#### DESCRIPTION OF THE TASK
Each record is to be duplicated exactly, with nothing added.

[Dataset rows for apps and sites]
-=-=-

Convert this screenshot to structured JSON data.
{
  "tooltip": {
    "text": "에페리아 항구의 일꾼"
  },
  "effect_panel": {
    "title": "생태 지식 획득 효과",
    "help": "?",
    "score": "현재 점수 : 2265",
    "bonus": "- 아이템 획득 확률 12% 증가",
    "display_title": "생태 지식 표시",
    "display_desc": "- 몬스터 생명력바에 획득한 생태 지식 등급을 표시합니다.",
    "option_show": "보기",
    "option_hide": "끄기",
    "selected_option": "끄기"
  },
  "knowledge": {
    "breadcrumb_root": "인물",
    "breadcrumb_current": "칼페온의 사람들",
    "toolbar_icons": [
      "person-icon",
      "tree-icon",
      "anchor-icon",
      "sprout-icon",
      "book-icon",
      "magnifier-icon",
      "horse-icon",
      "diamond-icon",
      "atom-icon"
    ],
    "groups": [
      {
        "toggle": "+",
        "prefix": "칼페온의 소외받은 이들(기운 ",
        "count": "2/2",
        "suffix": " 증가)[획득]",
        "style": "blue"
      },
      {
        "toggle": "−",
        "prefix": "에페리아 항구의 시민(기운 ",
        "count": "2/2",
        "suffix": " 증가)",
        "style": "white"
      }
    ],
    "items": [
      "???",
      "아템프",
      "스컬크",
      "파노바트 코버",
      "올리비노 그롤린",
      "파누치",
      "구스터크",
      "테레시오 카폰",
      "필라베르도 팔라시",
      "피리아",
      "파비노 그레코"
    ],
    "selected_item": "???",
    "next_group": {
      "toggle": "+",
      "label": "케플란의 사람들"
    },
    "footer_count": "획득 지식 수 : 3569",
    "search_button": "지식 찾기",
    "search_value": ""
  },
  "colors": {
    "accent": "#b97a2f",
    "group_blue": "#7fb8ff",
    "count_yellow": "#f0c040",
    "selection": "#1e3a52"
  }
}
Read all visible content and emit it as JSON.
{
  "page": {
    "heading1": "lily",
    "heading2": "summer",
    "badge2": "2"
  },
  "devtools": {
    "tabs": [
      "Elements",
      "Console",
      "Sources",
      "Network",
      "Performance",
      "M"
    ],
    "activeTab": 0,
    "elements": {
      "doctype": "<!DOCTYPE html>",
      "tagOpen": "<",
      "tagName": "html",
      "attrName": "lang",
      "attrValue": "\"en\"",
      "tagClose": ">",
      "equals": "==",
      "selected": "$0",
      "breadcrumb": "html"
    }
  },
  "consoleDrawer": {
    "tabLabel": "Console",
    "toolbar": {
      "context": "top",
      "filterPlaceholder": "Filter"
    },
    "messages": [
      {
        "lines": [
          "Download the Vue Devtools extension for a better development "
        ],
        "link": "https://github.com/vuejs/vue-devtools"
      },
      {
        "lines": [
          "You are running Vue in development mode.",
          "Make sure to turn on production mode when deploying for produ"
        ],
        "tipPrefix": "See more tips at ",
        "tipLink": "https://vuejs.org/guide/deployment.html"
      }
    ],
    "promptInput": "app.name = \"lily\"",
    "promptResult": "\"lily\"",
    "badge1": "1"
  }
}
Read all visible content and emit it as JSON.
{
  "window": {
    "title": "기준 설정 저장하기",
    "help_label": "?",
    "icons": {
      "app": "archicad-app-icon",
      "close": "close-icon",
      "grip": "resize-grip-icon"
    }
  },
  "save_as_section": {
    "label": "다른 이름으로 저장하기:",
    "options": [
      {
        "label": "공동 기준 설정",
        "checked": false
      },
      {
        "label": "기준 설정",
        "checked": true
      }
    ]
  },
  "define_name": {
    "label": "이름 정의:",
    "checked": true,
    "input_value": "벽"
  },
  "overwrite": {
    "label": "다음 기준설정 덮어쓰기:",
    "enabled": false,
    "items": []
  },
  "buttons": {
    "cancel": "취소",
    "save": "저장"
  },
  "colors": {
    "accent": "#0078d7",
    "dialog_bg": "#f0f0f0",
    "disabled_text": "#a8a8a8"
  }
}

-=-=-

#### SOLUTION TO THE PROBLEM
Convert this screenshot to structured JSON data.
{
  "tooltip": {
    "text": "에페리아 항구의 일꾼"
  },
  "effect_panel": {
    "title": "생태 지식 획득 효과",
    "help": "?",
    "score": "현재 점수 : 2265",
    "bonus": "- 아이템 획득 확률 12% 증가",
    "display_title": "생태 지식 표시",
    "display_desc": "- 몬스터 생명력바에 획득한 생태 지식 등급을 표시합니다.",
    "option_show": "보기",
    "option_hide": "끄기",
    "selected_option": "끄기"
  },
  "knowledge": {
    "breadcrumb_root": "인물",
    "breadcrumb_current": "칼페온의 사람들",
    "toolbar_icons": [
      "person-icon",
      "tree-icon",
      "anchor-icon",
      "sprout-icon",
      "book-icon",
      "magnifier-icon",
      "horse-icon",
      "diamond-icon",
      "atom-icon"
    ],
    "groups": [
      {
        "toggle": "+",
        "prefix": "칼페온의 소외받은 이들(기운 ",
        "count": "2/2",
        "suffix": " 증가)[획득]",
        "style": "blue"
      },
      {
        "toggle": "−",
        "prefix": "에페리아 항구의 시민(기운 ",
        "count": "2/2",
        "suffix": " 증가)",
        "style": "white"
      }
    ],
    "items": [
      "???",
      "아템프",
      "스컬크",
      "파노바트 코버",
      "올리비노 그롤린",
      "파누치",
      "구스터크",
      "테레시오 카폰",
      "필라베르도 팔라시",
      "피리아",
      "파비노 그레코"
    ],
    "selected_item": "???",
    "next_group": {
      "toggle": "+",
      "label": "케플란의 사람들"
    },
    "footer_count": "획득 지식 수 : 3569",
    "search_button": "지식 찾기",
    "search_value": ""
  },
  "colors": {
    "accent": "#b97a2f",
    "group_blue": "#7fb8ff",
    "count_yellow": "#f0c040",
    "selection": "#1e3a52"
  }
}
Read all visible content and emit it as JSON.
{
  "page": {
    "heading1": "lily",
    "heading2": "summer",
    "badge2": "2"
  },
  "devtools": {
    "tabs": [
      "Elements",
      "Console",
      "Sources",
      "Network",
      "Performance",
      "M"
    ],
    "activeTab": 0,
    "elements": {
      "doctype": "<!DOCTYPE html>",
      "tagOpen": "<",
      "tagName": "html",
      "attrName": "lang",
      "attrValue": "\"en\"",
      "tagClose": ">",
      "equals": "==",
      "selected": "$0",
      "breadcrumb": "html"
    }
  },
  "consoleDrawer": {
    "tabLabel": "Console",
    "toolbar": {
      "context": "top",
      "filterPlaceholder": "Filter"
    },
    "messages": [
      {
        "lines": [
          "Download the Vue Devtools extension for a better development "
        ],
        "link": "https://github.com/vuejs/vue-devtools"
      },
      {
        "lines": [
          "You are running Vue in development mode.",
          "Make sure to turn on production mode when deploying for produ"
        ],
        "tipPrefix": "See more tips at ",
        "tipLink": "https://vuejs.org/guide/deployment.html"
      }
    ],
    "promptInput": "app.name = \"lily\"",
    "promptResult": "\"lily\"",
    "badge1": "1"
  }
}
Read all visible content and emit it as JSON.
{
  "window": {
    "title": "기준 설정 저장하기",
    "help_label": "?",
    "icons": {
      "app": "archicad-app-icon",
      "close": "close-icon",
      "grip": "resize-grip-icon"
    }
  },
  "save_as_section": {
    "label": "다른 이름으로 저장하기:",
    "options": [
      {
        "label": "공동 기준 설정",
        "checked": false
      },
      {
        "label": "기준 설정",
        "checked": true
      }
    ]
  },
  "define_name": {
    "label": "이름 정의:",
    "checked": true,
    "input_value": "벽"
  },
  "overwrite": {
    "label": "다음 기준설정 덮어쓰기:",
    "enabled": false,
    "items": []
  },
  "buttons": {
    "cancel": "취소",
    "save": "저장"
  },
  "colors": {
    "accent": "#0078d7",
    "dialog_bg": "#f0f0f0",
    "disabled_text": "#a8a8a8"
  }
}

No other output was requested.